BOWMAN: I doubt if the shy Trump voter phenomenon—to the extent that it’s real—would explain all of the misses that we saw in this election campaign. The shy Trump vote, if you look back to the analysis in 2016 and what went wrong, the pollsters didn’t see any difference in the way that people responded to anonymous online surveys and to live telephone interviews where they were speaking to a person and might have been more cautious about their own view. So, they didn’t see any significant differences in 2016. Perhaps there were much more significant differences in 2020, but I don’t think it can explain all of the errors. Let’s look at a state like Maine where every single poll conducted in the course of that election campaign in 2020 showed Collins losing, but yet she won by a fairly comfortable margin. So, something is seriously wrong in the state polls at a certain level.
REICHARD: What adjustments do you think polling companies ought to make based on what happened this year?
BOWMAN: Well, what we saw going back now for eight years is some of the major polling companies have gotten out of the business and I’m not sure I would urge that, but I think they would have to think very carefully if they’ve had problems in the past whether they should go ahead and do election polling. Polls are valuable in many ways. I’ve never thought their best use was to make policy or to make predictions. And so in that sense I would like to see the pollsters move away—to some degree—from the prediction business. But, of course, it’s been around for a long time. George Gallup asked the first questions in the 1930s: “If the election were held today, for whom would you vote?” So those questions have been around for a very long time.
REICHARD: We look to polls to tell us about lots of things besides elections. Should we be reluctant to believe polls going forward? How can we know they’re accurate?
BOWMAN: Well, I think if you look at a lot of them that ask different kinds of questions about policy issues or about personal preferences, you can learn a lot. They’re a blunt tool. They’re a very blunt tool. They’re a crude instrument. But that said, if you look at a lot of polls—never look at a single poll—I think you can learn a lot about what makes a complex country tick.

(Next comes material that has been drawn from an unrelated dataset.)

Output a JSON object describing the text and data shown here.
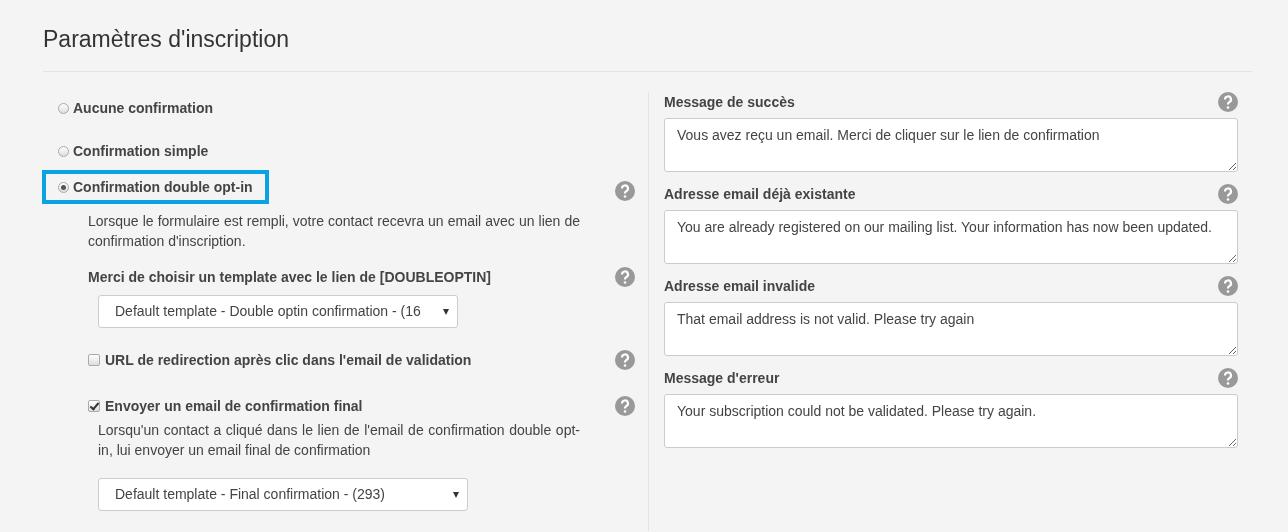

REICHARD: Here’s a philosophy question for you: humans seem to want to predict the future, know what’s going to happen. That kind of drives our emphasis on polling. But when they’re wrong, it causes so much angst. Do you think what happened this year is going to change that?
BOWMAN: It’s really hard to know. I guess people pay casual attention to these pre-election polls. I just have never been certain how much attention they’re paying. I think the pollsters now have a black eye for the second time. And in that sense perhaps people will pay a little less attention to the polls going forward. But if you use them properly and see them just as one of many tools to understand this very complex country, I think they can serve us well.
REICHARD: Karlyn Bowman is a senior fellow at the American Enterprise Institute where she studies polling and public opinion. Thanks so much for joining us today!
BOWMAN: Thank you very much. I enjoyed it. Thank you.